--- DATA SUPPLIED Enclosed Below ---

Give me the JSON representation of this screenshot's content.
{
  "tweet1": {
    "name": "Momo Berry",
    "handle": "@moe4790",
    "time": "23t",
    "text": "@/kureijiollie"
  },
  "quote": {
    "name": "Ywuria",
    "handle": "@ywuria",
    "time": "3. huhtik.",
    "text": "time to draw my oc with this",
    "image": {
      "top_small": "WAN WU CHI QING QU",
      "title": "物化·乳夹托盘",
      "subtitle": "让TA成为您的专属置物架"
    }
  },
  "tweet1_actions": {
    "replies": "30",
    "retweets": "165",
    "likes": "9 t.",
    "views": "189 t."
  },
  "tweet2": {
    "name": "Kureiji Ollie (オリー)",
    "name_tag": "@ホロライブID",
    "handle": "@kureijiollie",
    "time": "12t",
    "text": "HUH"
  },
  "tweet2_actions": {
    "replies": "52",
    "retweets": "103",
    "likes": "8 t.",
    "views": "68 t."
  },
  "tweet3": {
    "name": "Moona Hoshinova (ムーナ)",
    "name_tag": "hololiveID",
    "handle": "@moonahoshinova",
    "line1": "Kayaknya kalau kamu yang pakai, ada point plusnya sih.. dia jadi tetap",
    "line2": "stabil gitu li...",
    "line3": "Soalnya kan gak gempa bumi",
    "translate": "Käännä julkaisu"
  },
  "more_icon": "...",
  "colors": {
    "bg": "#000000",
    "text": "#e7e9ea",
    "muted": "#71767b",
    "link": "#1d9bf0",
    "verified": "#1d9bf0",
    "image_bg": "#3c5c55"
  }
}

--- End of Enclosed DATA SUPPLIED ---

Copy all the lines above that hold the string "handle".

• **EXERCISE RESULT**
    "handle": "@moe4790",
    "handle": "@ywuria",
    "handle": "@kureijiollie",
    "handle": "@moonahoshinova",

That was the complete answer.